‘The subsidiary postulates that are to be employed in the theoretical structuring of economics are few in number and even though empirical, functionally unfalsifiable. They are (1) the variety of human and natural resources (this gives rise to the division of labour and the market), and (2) leisure as a consumer good. Rothbard believes that only these two postulates are actually needed to complete the essential framework of theoretical economics.
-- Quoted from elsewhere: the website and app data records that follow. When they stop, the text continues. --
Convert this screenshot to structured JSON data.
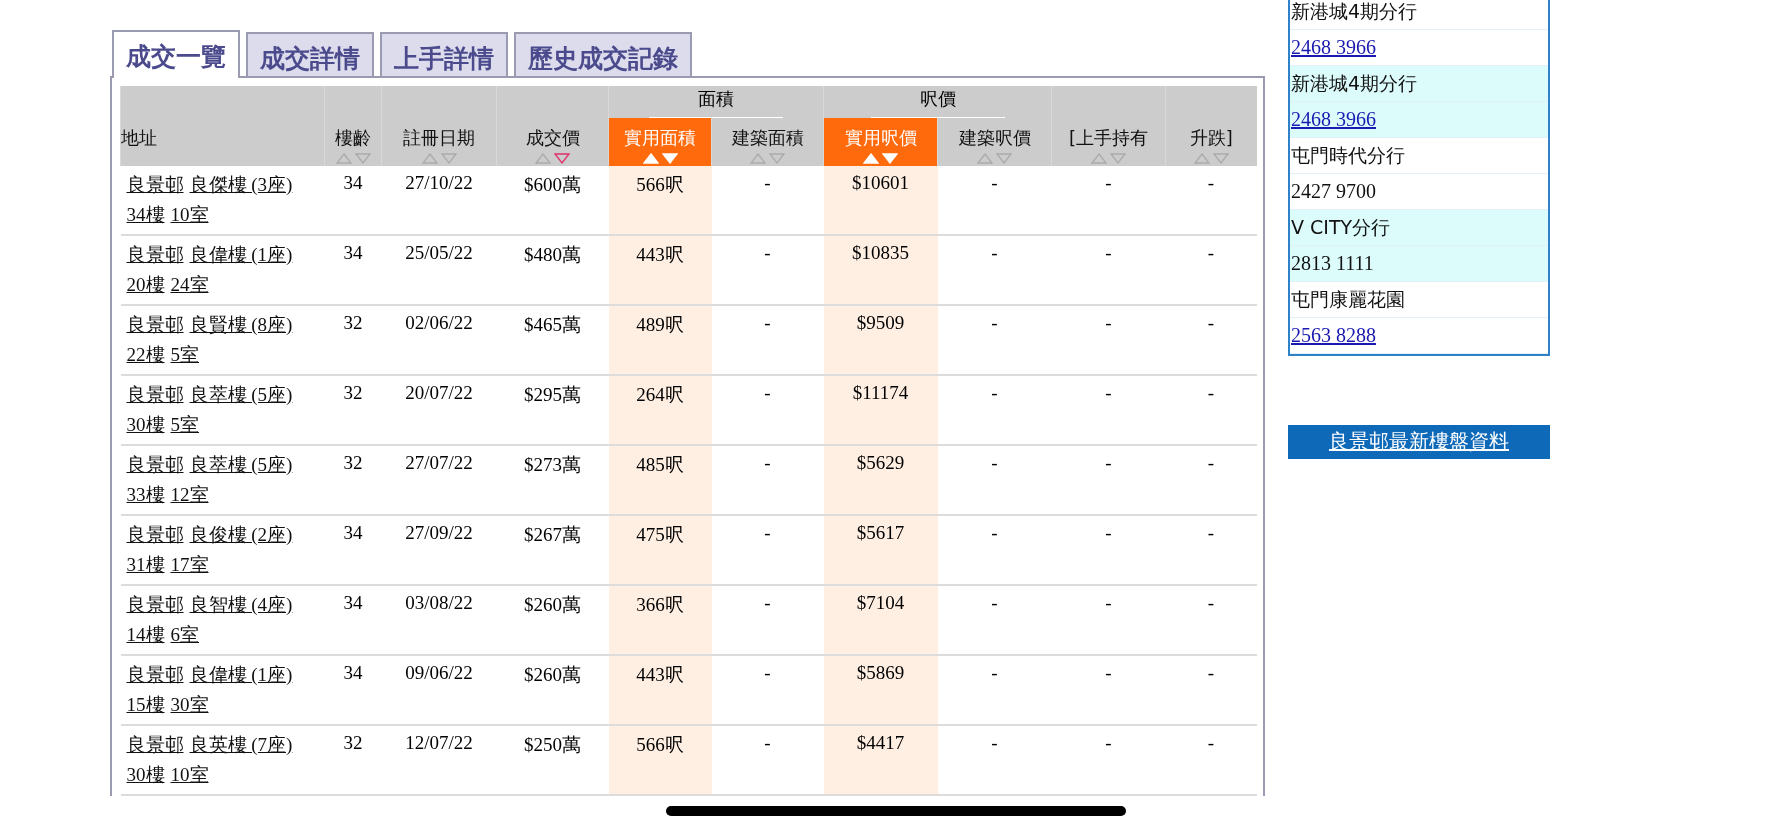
{
  "tabs": [
    {
      "label": "成交一覽",
      "selected": true
    },
    {
      "label": "成交詳情",
      "selected": false
    },
    {
      "label": "上手詳情",
      "selected": false
    },
    {
      "label": "歷史成交記錄",
      "selected": false
    }
  ],
  "table": {
    "groups": [
      {
        "label": "面積"
      },
      {
        "label": "呎價"
      }
    ],
    "columns": [
      {
        "label": "地址",
        "highlighted": false
      },
      {
        "label": "樓齡",
        "highlighted": false,
        "sorted_desc": false
      },
      {
        "label": "註冊日期",
        "highlighted": false,
        "sorted_desc": false
      },
      {
        "label": "成交價",
        "highlighted": false,
        "sorted_desc": true
      },
      {
        "label": "實用面積",
        "highlighted": true,
        "sorted_desc": false
      },
      {
        "label": "建築面積",
        "highlighted": false,
        "sorted_desc": false
      },
      {
        "label": "實用呎價",
        "highlighted": true,
        "sorted_desc": false
      },
      {
        "label": "建築呎價",
        "highlighted": false,
        "sorted_desc": false
      },
      {
        "label": "[上手持有",
        "highlighted": false,
        "sorted_desc": false
      },
      {
        "label": "升跌]",
        "highlighted": false,
        "sorted_desc": false
      }
    ],
    "rows": [
      {
        "cells": [
          [
            "良景邨",
            "良傑樓 (3座)",
            "34樓",
            "10室"
          ],
          "34",
          "27/10/22",
          "$600萬",
          "566呎",
          "-",
          "$10601",
          "-",
          "-",
          "-"
        ]
      },
      {
        "cells": [
          [
            "良景邨",
            "良偉樓 (1座)",
            "20樓",
            "24室"
          ],
          "34",
          "25/05/22",
          "$480萬",
          "443呎",
          "-",
          "$10835",
          "-",
          "-",
          "-"
        ]
      },
      {
        "cells": [
          [
            "良景邨",
            "良賢樓 (8座)",
            "22樓",
            "5室"
          ],
          "32",
          "02/06/22",
          "$465萬",
          "489呎",
          "-",
          "$9509",
          "-",
          "-",
          "-"
        ]
      },
      {
        "cells": [
          [
            "良景邨",
            "良萃樓 (5座)",
            "30樓",
            "5室"
          ],
          "32",
          "20/07/22",
          "$295萬",
          "264呎",
          "-",
          "$11174",
          "-",
          "-",
          "-"
        ]
      },
      {
        "cells": [
          [
            "良景邨",
            "良萃樓 (5座)",
            "33樓",
            "12室"
          ],
          "32",
          "27/07/22",
          "$273萬",
          "485呎",
          "-",
          "$5629",
          "-",
          "-",
          "-"
        ]
      },
      {
        "cells": [
          [
            "良景邨",
            "良俊樓 (2座)",
            "31樓",
            "17室"
          ],
          "34",
          "27/09/22",
          "$267萬",
          "475呎",
          "-",
          "$5617",
          "-",
          "-",
          "-"
        ]
      },
      {
        "cells": [
          [
            "良景邨",
            "良智樓 (4座)",
            "14樓",
            "6室"
          ],
          "34",
          "03/08/22",
          "$260萬",
          "366呎",
          "-",
          "$7104",
          "-",
          "-",
          "-"
        ]
      },
      {
        "cells": [
          [
            "良景邨",
            "良偉樓 (1座)",
            "15樓",
            "30室"
          ],
          "34",
          "09/06/22",
          "$260萬",
          "443呎",
          "-",
          "$5869",
          "-",
          "-",
          "-"
        ]
      },
      {
        "cells": [
          [
            "良景邨",
            "良英樓 (7座)",
            "30樓",
            "10室"
          ],
          "32",
          "12/07/22",
          "$250萬",
          "566呎",
          "-",
          "$4417",
          "-",
          "-",
          "-"
        ]
      }
    ]
  },
  "branches": [
    {
      "name": "新港城4期分行",
      "phone": "2468 3966",
      "link": true,
      "shaded": false
    },
    {
      "name": "新港城4期分行",
      "phone": "2468 3966",
      "link": true,
      "shaded": true
    },
    {
      "name": "屯門時代分行",
      "phone": "2427 9700",
      "link": false,
      "shaded": false
    },
    {
      "name": "V CITY分行",
      "phone": "2813 1111",
      "link": false,
      "shaded": true
    },
    {
      "name": "屯門康麗花園",
      "phone": "2563 8288",
      "link": true,
      "shaded": false
    }
  ],
  "latest_button": "良景邨最新樓盤資料"
}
From the fundamental axiom and the two subsidiary postulates, economics can deduce the essential elements of Crusoe-economics, barter, and the monetary economy. ‘Once it is demonstrated that human action is a necessary attribute of the existence of human beings, the rest of praxeology (and its subdivision, economic theory) consists of the elaboration of the logical implications of the concept of action’ (Rothbard 2004, 72). He adds, a little later, that ‘Praxeology asserts the action axiom as true, and from this together with a few empirical axioms – such as the existence of a variety of resources and individuals) [sic ] are deduced, by the rules of logical inference, all the propositions of economics . . .’ (Rothbard 2004, 75).
‘Praxeology is presented by Mises and Rothbard as an axiomatic system with one axiom (the action axiom) providing its foundation and with ordinary verbal logic providing its rules of derivation. But it is difficult to see how anything can be validly deduced by standard logical means from a single axiom that isn’t that axiom stated in another way or simply a more restricted version of that axiom. Rather than think of praxeology as a strict axiomatic system on the model of Euclidean geometry, it might be both more insightful and give fewer hostages to fortune to conceive of it as the systematic conceptual exploration of a web of concepts that mutually imply one another, with the concept of human action ranking first among equals.’
I’m not particularly happy with this formulation but I haven’t been able to work out anything more satisfactory. I know that Dr Peter Preusse has also done some work in this area and his writings might be worth looking at.